== EXERCISE INPUT
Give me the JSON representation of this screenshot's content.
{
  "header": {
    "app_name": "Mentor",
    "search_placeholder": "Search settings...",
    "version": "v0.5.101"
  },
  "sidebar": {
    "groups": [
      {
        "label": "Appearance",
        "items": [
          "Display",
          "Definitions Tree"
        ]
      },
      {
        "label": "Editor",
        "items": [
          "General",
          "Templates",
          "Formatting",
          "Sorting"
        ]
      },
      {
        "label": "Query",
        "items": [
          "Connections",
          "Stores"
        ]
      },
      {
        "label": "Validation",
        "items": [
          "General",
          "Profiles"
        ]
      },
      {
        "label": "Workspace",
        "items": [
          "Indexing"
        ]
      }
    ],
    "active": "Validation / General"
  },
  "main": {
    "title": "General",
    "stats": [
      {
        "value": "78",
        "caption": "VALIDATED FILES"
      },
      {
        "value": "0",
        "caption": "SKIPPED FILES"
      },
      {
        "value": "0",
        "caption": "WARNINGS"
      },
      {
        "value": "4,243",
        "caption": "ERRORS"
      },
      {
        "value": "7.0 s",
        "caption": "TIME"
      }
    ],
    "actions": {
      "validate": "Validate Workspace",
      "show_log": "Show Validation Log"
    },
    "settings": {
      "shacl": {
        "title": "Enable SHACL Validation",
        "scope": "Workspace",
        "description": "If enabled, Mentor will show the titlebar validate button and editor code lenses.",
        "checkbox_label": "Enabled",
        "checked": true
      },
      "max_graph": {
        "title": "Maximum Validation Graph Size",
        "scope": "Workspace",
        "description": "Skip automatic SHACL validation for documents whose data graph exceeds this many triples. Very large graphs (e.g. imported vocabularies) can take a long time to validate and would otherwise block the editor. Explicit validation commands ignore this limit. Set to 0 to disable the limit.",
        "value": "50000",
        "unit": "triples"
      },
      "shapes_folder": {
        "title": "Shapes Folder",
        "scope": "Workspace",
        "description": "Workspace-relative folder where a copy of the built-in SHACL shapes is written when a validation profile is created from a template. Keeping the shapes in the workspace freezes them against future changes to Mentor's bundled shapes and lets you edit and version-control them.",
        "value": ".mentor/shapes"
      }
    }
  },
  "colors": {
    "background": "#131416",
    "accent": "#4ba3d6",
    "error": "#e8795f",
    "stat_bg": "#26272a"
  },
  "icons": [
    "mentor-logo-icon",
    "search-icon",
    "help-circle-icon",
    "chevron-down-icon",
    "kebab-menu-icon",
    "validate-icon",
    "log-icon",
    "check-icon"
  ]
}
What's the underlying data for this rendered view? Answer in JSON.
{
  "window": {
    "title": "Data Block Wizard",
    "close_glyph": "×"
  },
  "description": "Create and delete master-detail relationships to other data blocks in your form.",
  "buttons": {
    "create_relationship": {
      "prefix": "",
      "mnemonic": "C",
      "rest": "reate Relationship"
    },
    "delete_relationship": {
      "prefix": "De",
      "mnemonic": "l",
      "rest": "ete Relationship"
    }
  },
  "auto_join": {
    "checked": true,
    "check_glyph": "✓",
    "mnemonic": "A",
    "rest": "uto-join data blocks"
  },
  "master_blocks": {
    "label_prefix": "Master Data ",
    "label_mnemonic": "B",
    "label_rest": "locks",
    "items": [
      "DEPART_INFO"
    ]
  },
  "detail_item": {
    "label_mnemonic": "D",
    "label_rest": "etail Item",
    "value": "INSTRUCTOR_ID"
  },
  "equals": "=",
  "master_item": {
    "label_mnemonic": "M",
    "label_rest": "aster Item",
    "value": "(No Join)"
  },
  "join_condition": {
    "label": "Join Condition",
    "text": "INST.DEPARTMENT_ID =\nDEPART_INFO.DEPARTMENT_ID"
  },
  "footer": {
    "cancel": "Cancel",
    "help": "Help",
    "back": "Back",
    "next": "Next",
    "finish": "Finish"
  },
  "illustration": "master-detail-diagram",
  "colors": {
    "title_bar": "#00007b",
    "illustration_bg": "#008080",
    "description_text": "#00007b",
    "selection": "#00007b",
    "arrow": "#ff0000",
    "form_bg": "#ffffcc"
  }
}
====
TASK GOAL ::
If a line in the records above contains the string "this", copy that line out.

SOLVED EXERCISE ::
Give me the JSON representation of this screenshot's content.
        "description": "Skip automatic SHACL validation for documents whose data graph exceeds this many triples. Very large graphs (e.g. imported vocabularies) can take a long time to validate and would otherwise block the editor. Explicit validation commands ignore this limit. Set to 0 to disable the limit.",
What's the underlying data for this rendered view? Answer in JSON.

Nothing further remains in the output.